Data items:
======

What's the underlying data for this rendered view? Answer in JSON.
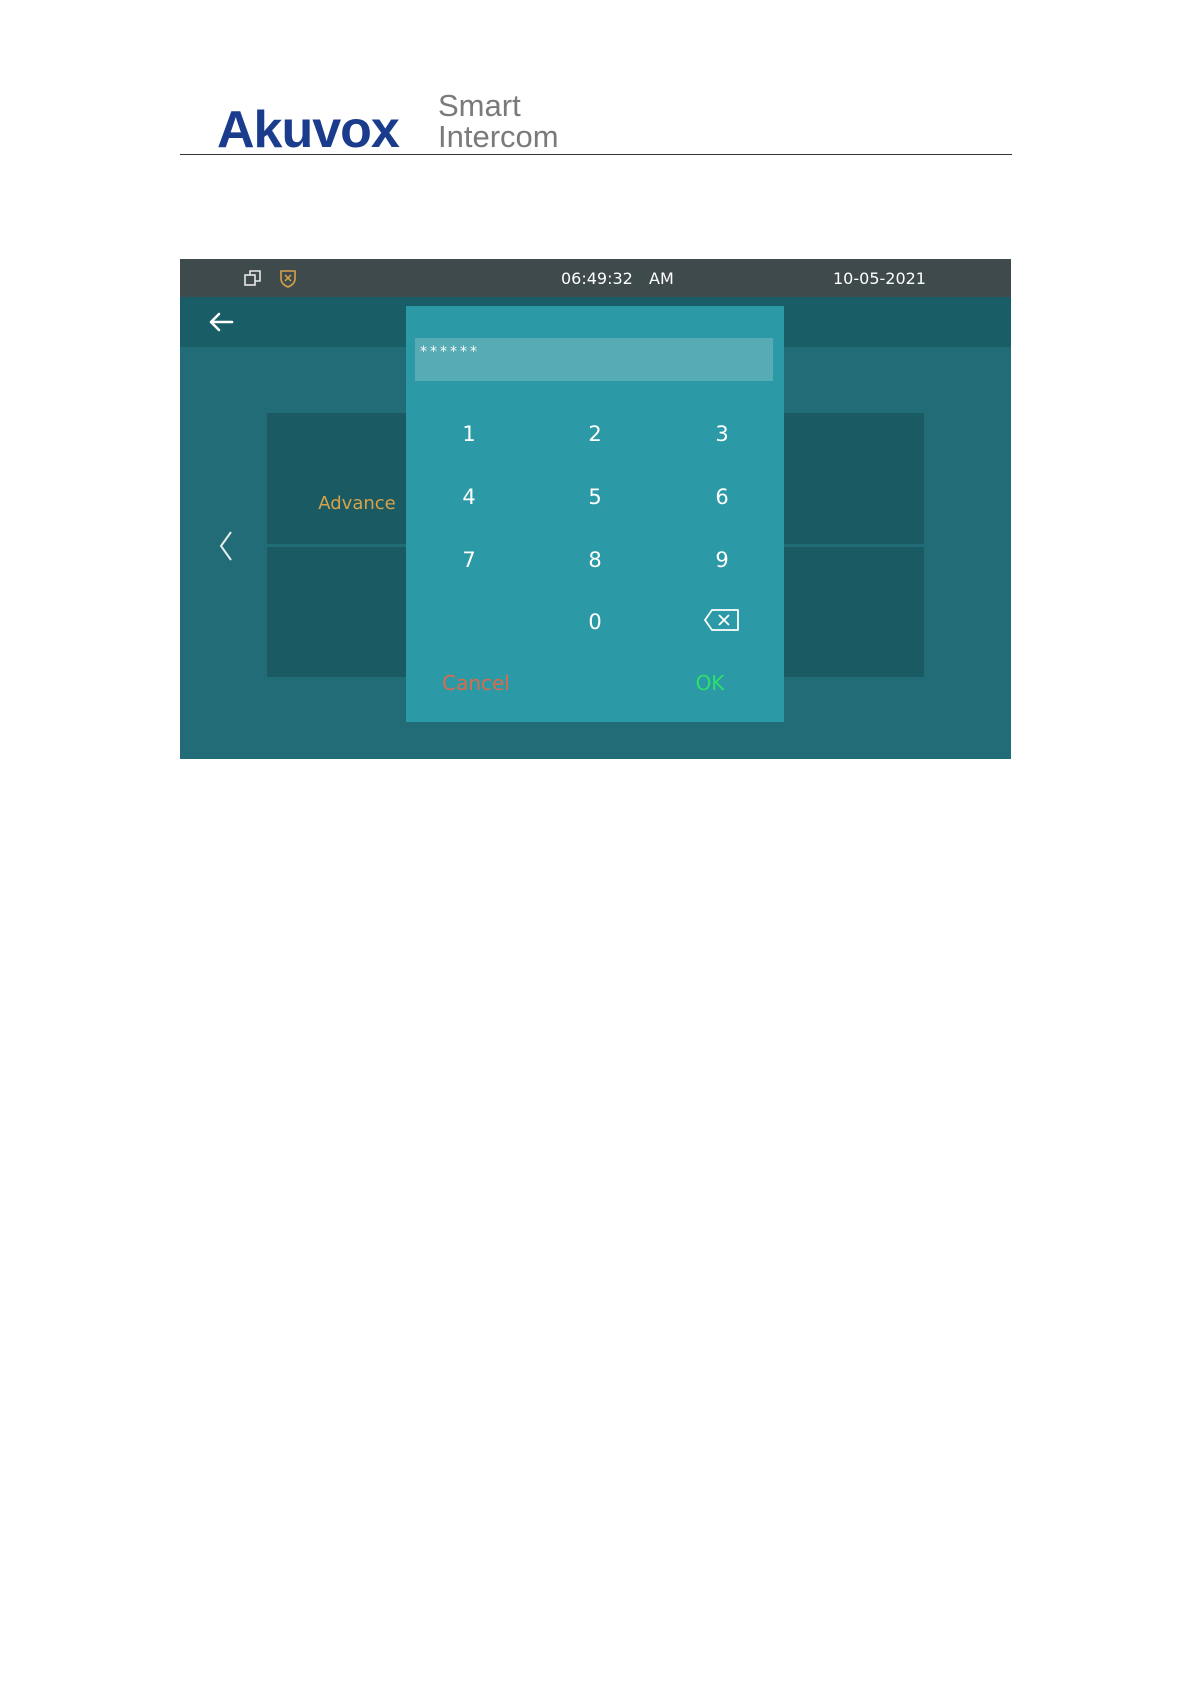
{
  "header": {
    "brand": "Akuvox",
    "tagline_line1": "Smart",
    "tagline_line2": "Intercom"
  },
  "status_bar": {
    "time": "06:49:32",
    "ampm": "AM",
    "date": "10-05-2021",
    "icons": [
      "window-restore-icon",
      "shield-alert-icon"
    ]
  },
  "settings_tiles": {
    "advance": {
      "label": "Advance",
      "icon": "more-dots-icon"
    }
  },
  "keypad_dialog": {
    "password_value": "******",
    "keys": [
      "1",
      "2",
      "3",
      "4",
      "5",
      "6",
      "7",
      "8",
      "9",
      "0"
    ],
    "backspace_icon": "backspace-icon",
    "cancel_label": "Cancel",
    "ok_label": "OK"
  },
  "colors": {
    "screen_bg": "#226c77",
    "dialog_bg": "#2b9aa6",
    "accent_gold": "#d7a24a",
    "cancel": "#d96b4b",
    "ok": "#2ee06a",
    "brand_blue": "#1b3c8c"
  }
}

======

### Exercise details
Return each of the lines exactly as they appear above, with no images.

### Solution to the problem
What's the underlying data for this rendered view? Answer in JSON.
{
  "header": {
    "brand": "Akuvox",
    "tagline_line1": "Smart",
    "tagline_line2": "Intercom"
  },
  "status_bar": {
    "time": "06:49:32",
    "ampm": "AM",
    "date": "10-05-2021",
    "icons": [
      "window-restore-icon",
      "shield-alert-icon"
    ]
  },
  "settings_tiles": {
    "advance": {
      "label": "Advance",
      "icon": "more-dots-icon"
    }
  },
  "keypad_dialog": {
    "password_value": "******",
    "keys": [
      "1",
      "2",
      "3",
      "4",
      "5",
      "6",
      "7",
      "8",
      "9",
      "0"
    ],
    "backspace_icon": "backspace-icon",
    "cancel_label": "Cancel",
    "ok_label": "OK"
  },
  "colors": {
    "screen_bg": "#226c77",
    "dialog_bg": "#2b9aa6",
    "accent_gold": "#d7a24a",
    "cancel": "#d96b4b",
    "ok": "#2ee06a",
    "brand_blue": "#1b3c8c"
  }
}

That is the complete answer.